Recently I was working on a project that had a lot of forms each with a large number of inputs, and I was thinking how frustrated a user must feel when they’ve filled out some of a form and for whatever reason they lose that filled in data. Maybe they accidentally clicked a link in the sidebar, or closed the tab, or Firefox died for the twentieth time that day. Whatever the reason, the user then has to navigate back to that page and re-enter the information. I wondered if there was a solution for this using Javascript, and thought localStorage would be a good candidate. Most modern browsers now have a localStorage object, so unless your users are using an old version of Firefox or using IE7, they should all have support for it.

The idea I had involves using jQuery to attach an unload event to the window and store the targeted form’s contents in a JSON object. If you don’t know how localStorage works, check out this article on the Mozilla Developer blog¬†about how it works and its major shortcomings. In short, the only type you can store and retrieve is a string, which doesn’t make a whole lot of sense. That means that integers, floats, regexps, arrays, and objects need some pre-treatment before being stored in localStorage. In the instance of my plugin idea, ideally I would serialize the form and save it to localStorage. To do this, we can use the built in JSON.stringify and JSON.parse methods to convert the serialized object to a string and save it as a localStorage property, then convert it back to an object in order to loop through it. The only gotcha is when you want to store a function expression, you’re (almost) out of luck. JSON.stringify will strip them out, presumably because of potential security issues with parsing the then-stringified Javascript code. But in this context, we’re not doing anything of the sort so we’re good.
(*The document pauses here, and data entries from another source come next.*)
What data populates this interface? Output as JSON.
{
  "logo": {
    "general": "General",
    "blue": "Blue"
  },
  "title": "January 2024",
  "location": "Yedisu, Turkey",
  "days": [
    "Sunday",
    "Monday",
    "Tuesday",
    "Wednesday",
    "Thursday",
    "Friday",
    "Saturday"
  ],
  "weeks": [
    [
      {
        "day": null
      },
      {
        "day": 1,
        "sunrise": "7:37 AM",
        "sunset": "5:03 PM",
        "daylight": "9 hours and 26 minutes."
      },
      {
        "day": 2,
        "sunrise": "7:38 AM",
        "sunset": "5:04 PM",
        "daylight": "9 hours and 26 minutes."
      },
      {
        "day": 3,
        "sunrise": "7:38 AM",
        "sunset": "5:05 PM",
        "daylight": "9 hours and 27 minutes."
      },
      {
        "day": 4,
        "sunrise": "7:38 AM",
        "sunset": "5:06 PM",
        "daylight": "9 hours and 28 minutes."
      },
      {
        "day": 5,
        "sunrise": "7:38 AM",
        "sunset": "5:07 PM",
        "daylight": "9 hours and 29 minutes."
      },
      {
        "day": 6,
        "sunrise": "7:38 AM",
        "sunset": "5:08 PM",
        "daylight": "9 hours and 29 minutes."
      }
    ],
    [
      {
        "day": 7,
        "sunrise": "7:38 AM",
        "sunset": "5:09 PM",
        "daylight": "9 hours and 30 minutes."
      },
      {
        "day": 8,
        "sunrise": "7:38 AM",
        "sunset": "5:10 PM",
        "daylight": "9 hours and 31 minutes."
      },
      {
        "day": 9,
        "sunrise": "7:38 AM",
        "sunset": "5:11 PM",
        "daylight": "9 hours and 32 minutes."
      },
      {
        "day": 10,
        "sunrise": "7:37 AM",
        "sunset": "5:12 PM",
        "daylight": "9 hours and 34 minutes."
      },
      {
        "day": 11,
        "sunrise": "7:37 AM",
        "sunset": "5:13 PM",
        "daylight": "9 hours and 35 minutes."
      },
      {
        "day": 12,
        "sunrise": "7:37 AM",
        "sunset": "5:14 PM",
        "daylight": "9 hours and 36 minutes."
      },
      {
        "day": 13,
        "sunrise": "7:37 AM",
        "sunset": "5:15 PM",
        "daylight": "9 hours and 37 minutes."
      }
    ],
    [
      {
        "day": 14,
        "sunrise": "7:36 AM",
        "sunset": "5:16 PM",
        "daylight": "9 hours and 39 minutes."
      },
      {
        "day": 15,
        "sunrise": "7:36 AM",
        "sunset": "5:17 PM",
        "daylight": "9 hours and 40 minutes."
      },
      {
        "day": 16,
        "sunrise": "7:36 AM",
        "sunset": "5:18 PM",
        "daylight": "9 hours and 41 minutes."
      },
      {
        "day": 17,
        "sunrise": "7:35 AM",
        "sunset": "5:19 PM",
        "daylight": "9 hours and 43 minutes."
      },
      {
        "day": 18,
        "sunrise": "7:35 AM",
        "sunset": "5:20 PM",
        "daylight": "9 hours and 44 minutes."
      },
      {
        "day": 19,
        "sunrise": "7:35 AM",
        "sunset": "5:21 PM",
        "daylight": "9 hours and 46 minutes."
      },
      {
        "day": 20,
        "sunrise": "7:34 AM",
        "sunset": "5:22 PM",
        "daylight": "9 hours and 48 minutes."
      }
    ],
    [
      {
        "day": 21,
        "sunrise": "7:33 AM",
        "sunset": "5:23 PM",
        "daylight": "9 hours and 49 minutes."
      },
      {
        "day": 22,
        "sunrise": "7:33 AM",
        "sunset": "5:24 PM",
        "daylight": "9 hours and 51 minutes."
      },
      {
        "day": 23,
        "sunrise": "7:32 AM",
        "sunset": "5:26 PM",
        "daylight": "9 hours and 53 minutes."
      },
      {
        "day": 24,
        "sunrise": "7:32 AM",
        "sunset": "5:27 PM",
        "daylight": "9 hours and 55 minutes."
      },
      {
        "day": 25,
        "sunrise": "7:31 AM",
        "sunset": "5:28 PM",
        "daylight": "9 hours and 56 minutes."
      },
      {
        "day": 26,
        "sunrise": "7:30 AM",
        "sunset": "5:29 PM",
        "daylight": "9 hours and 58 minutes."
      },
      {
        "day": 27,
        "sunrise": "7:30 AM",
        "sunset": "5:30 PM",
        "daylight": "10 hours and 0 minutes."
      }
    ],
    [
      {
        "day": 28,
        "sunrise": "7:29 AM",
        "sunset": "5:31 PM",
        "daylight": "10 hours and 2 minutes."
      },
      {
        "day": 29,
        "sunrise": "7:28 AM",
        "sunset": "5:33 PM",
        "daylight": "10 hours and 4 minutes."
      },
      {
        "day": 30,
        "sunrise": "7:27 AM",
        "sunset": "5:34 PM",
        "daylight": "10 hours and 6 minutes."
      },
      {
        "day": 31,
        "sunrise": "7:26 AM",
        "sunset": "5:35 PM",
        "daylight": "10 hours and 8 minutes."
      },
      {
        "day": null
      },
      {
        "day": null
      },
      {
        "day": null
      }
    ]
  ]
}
I put together a quick plugin that will store this information under whatever property name you give, or if none is given, by the form’s ID. I’ve tested it to work with the most common input types, but have not tested types such as file, range, number, etc. Most of the HTML5 input types should work fine, but for now I’ll only guarantee that it will work with text, hidden, checkbox, radio, select, and textarea form fields. I’ve also written it to prompt the user before it fills in the saved data, so if multiple people are using the same computer or if you really did intend to destroy the partially filled form, you don’t have to restore the form’s state.

You can check out a demo page, download the uncompressed source or grab a packed version for use on your own forms. You can also grab the uncompressed source along with the qUnit tests on GitHub.


  1. shaneriley posted this